> _Brief_
Each line of the records is to be returned verbatim, with the images omitted.

> _Exercise materials_
┌──

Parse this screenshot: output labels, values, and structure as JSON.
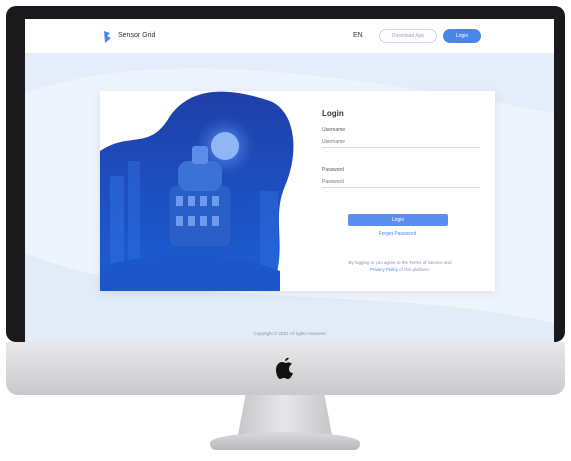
{
  "header": {
    "brand": "Sensor Grid",
    "language": "EN",
    "download_label": "Download App",
    "top_button_label": "Login"
  },
  "login": {
    "title": "Login",
    "username_label": "Username",
    "username_placeholder": "Username",
    "password_label": "Password",
    "password_placeholder": "Password",
    "submit_label": "Login",
    "forgot_label": "Forget Password",
    "note_line1": "By logging in you agree to the Terms of Service and",
    "note_line2_link": "Privacy Policy",
    "note_line2_rest": " of this platform."
  },
  "footer": {
    "text": "Copyright © 2021 All rights reserved"
  },
  "colors": {
    "accent": "#4a86e8",
    "primary_button": "#5b8ef0",
    "page_bg": "#eef4fc"
  },
  "icons": {
    "logo": "brand-logo-icon",
    "apple": "apple-logo-icon",
    "moon": "moon-icon"
  }
}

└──

> _Answer box_
Parse this screenshot: output labels, values, and structure as JSON.
{
  "header": {
    "brand": "Sensor Grid",
    "language": "EN",
    "download_label": "Download App",
    "top_button_label": "Login"
  },
  "login": {
    "title": "Login",
    "username_label": "Username",
    "username_placeholder": "Username",
    "password_label": "Password",
    "password_placeholder": "Password",
    "submit_label": "Login",
    "forgot_label": "Forget Password",
    "note_line1": "By logging in you agree to the Terms of Service and",
    "note_line2_link": "Privacy Policy",
    "note_line2_rest": " of this platform."
  },
  "footer": {
    "text": "Copyright © 2021 All rights reserved"
  },
  "colors": {
    "accent": "#4a86e8",
    "primary_button": "#5b8ef0",
    "page_bg": "#eef4fc"
  },
  "icons": {
    "logo": "brand-logo-icon",
    "apple": "apple-logo-icon",
    "moon": "moon-icon"
  }
}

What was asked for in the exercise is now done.